The tagging solves a big problem: there is currently no way to search the video to find the speaker or topic you are interested in. TWFY is crowdsourcing the work, allowing visitors to mark the moment in the video when a speaker begins by pressing a big red button. They call this activity "time-stamping" and provide incentives to compete with others by displaying the names of the top time-stampers and giving away promotional hoodies to the top time-stampers. The time-stamping synchronizes the video with the transcript and makes the video much more useful by allowing users to search the video according to their interests.

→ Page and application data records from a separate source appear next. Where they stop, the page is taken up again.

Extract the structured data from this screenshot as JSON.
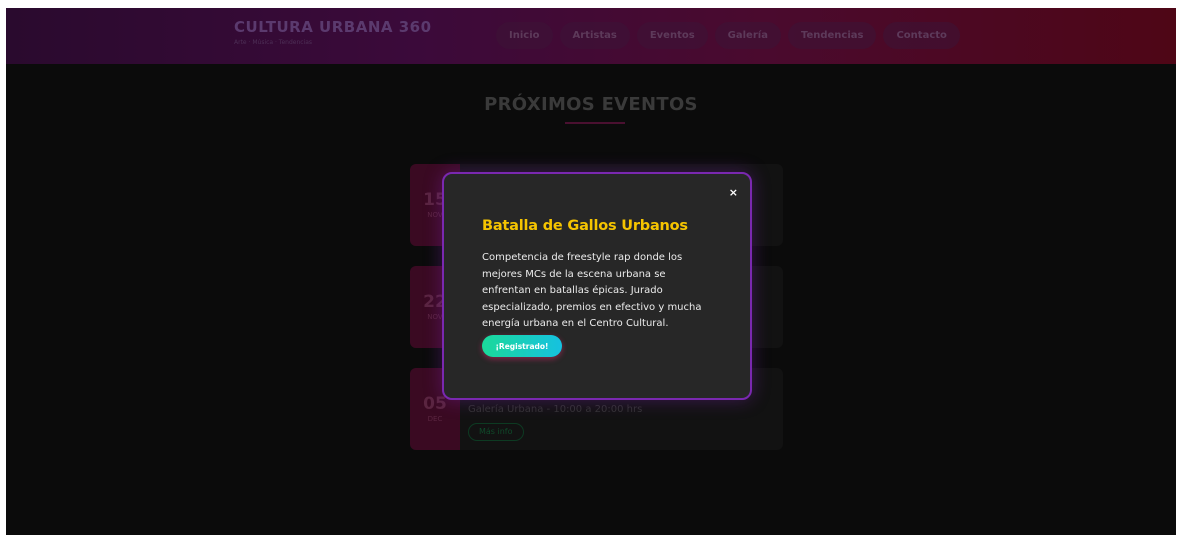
{
  "header": {
    "brand_title": "CULTURA URBANA 360",
    "brand_tagline": "Arte · Música · Tendencias",
    "nav": [
      {
        "label": "Inicio"
      },
      {
        "label": "Artistas"
      },
      {
        "label": "Eventos"
      },
      {
        "label": "Galería"
      },
      {
        "label": "Tendencias"
      },
      {
        "label": "Contacto"
      }
    ]
  },
  "section": {
    "title": "PRÓXIMOS EVENTOS"
  },
  "events": [
    {
      "day": "15",
      "month": "NOV",
      "meta": ""
    },
    {
      "day": "22",
      "month": "NOV",
      "meta": ""
    },
    {
      "day": "05",
      "month": "DEC",
      "meta": "Galería Urbana - 10:00 a 20:00 hrs",
      "more_label": "Más info"
    }
  ],
  "modal": {
    "close_label": "×",
    "title": "Batalla de Gallos Urbanos",
    "description": "Competencia de freestyle rap donde los mejores MCs de la escena urbana se enfrentan en batallas épicas. Jurado especializado, premios en efectivo y mucha energía urbana en el Centro Cultural.",
    "button_label": "¡Registrado!"
  },
  "colors": {
    "modal_title": "#f5c400",
    "modal_border": "#7a28b0",
    "button_gradient_start": "#1bd99a",
    "button_gradient_end": "#16c1e0"
  }
}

According to Wikipedia, “crowdsourcing is a neologism for the act of taking a task traditionally performed by an employee or contractor, and outsourcing it to an undefined, generally large group of people, in the form of an open call.” Crowdsourcing has been used to accomplish a variety of tasks big and small. For instance in the political context, the Democratic National Committe crowdsources the production of video by redistributing amateur video of McCain’s speeches for public remixing through FlipperTV in hopes of creating the next viral video.
Video tagging of all sorts has been around for sometime (see these proprietary platforms: Viddler, Gotoit, VeoTag, MovieChapterizer), but this is the first implementation I have seen that uses an open platform and public contributors to do the tagging. If one can tag video in order to synchronize text and video, as is the current iteration at TWFY, a modification of the code may allow the addition of comments and links. In the context of government, one can envision video of a Senator debating proposed legislation accompanied by an embedded PDF of the legislation with links to a background primer on the subject. TWFY's open platform allows for programmers to riff on their current setup to make this a reality.

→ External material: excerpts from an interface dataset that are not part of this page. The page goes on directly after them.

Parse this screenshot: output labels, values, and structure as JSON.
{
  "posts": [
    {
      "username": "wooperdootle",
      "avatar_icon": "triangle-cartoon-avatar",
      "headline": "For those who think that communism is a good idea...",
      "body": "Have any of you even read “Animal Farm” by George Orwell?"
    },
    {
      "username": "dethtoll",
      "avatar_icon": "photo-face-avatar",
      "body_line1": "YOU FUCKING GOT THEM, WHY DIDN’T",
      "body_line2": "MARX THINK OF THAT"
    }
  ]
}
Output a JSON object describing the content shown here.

I applaud the BBC and TWFY for their efforts to inform the citizens of England by using an open platform. I am a big fan of civic engagement. However, did the BBC plan on exploiting the economics of crowdsourcing (as in free labor)? Why didn’t the BBC, who apparently provided the initial funding for the TWFY project, provide TWFY with enough funding for them to create the programming language to do the synchronization automatically? Perhaps the developers at TWFY are planning on developing this feature or counting on an open source developer from the community to help make it happen.
The controversy surrounding the ethical and economic implications of crowdsourcing have been explored by others (see Jimmy Wales and Douglas Rushkoff), but what about the legal implications? What kind of license would this enriched media require? Who owns the finished product? The users who contributed dozens of hours of work, TWFY, the Parliament or the BBC?
The transcripts of parliamentary debates, called "Hansard," remain under Parliamentary Copyright and are licensed by TWFY. The licensing guidelines indicate that for most uses the license is free, but in some circumstances there may be a charge. If users could add links or embed files, perhaps a U.K. creative commons license would be a good idea? As a comparison, the work of the United States Government is not covered by copyright, including, among other things, federal judicial decisions as well as speeches of federal government officials given in the course of their employment.
I remain hopeful that this fantastic service by TWFY will provide more openness, transparency and access to government information. Time-stamping at TWFY is surprisingly fun and the parliamentary debates can be quite lively. The TWFY website indicates that about 60% of the available video has already been time-stamped. I guess watching the sausage get made isn't so bad after all.
(Jason Crow is a second-year law student at Boston College Law School and a CMLP Legal Intern.)